Element data from apps and pages:
╭──
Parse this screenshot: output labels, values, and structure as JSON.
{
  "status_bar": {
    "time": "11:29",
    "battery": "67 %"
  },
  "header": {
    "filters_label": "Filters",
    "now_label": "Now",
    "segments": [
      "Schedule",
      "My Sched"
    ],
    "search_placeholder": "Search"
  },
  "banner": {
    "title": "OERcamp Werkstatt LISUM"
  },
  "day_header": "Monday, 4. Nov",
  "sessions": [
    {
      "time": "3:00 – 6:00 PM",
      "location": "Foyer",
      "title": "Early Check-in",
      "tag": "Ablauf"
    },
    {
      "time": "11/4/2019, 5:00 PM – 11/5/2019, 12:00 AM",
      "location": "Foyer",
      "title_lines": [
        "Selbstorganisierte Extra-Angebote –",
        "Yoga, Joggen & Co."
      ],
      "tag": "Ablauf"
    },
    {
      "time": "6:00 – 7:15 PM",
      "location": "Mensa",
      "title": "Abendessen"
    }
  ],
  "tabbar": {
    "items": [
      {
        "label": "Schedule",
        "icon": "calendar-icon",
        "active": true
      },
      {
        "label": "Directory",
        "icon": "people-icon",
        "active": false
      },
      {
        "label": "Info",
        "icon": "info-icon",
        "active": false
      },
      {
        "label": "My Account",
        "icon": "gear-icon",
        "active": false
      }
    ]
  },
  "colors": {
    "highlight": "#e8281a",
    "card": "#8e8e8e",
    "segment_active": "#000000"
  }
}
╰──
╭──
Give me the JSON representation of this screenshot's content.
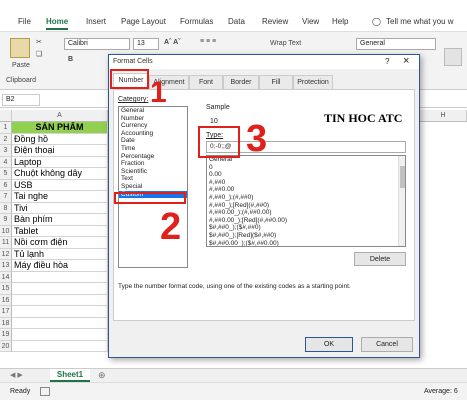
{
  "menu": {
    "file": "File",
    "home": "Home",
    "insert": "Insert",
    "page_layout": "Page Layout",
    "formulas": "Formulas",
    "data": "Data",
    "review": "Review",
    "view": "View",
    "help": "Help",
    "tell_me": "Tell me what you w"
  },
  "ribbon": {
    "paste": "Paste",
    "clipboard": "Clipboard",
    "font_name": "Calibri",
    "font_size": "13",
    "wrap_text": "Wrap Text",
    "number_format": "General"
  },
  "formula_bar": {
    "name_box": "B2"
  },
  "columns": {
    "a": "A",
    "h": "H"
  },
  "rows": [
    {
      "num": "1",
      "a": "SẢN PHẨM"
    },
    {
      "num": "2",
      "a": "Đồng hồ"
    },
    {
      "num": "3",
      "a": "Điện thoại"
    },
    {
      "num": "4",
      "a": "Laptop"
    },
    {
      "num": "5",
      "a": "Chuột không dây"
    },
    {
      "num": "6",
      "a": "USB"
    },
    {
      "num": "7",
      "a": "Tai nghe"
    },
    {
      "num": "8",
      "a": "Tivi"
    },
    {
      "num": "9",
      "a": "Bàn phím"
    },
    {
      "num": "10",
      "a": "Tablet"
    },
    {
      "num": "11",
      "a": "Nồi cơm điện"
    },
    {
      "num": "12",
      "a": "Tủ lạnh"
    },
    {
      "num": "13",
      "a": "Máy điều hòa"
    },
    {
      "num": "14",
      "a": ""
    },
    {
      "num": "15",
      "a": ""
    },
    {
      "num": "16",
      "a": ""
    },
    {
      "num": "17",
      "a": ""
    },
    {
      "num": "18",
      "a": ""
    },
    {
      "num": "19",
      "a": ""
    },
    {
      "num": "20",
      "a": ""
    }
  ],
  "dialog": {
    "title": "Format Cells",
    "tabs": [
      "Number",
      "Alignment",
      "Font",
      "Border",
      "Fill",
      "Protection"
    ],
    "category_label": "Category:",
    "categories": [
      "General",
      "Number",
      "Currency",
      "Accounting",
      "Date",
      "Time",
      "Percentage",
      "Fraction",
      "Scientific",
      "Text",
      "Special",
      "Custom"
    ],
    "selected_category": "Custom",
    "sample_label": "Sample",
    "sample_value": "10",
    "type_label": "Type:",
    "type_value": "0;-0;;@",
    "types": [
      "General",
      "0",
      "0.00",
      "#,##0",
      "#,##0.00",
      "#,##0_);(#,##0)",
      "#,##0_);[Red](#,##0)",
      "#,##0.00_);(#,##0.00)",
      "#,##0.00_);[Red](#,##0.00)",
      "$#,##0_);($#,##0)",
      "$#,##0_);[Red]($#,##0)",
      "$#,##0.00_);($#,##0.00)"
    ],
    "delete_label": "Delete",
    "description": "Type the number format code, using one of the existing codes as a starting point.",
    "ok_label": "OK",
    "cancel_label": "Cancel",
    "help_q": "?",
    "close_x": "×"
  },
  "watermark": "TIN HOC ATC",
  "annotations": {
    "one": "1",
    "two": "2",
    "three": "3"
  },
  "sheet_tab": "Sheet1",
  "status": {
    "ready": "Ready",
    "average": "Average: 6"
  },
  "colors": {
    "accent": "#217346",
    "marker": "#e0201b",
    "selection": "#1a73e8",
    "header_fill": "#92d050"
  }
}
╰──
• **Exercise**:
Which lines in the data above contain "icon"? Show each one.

• **Written answer**:
        "icon": "calendar-icon",
        "icon": "people-icon",
        "icon": "info-icon",
        "icon": "gear-icon",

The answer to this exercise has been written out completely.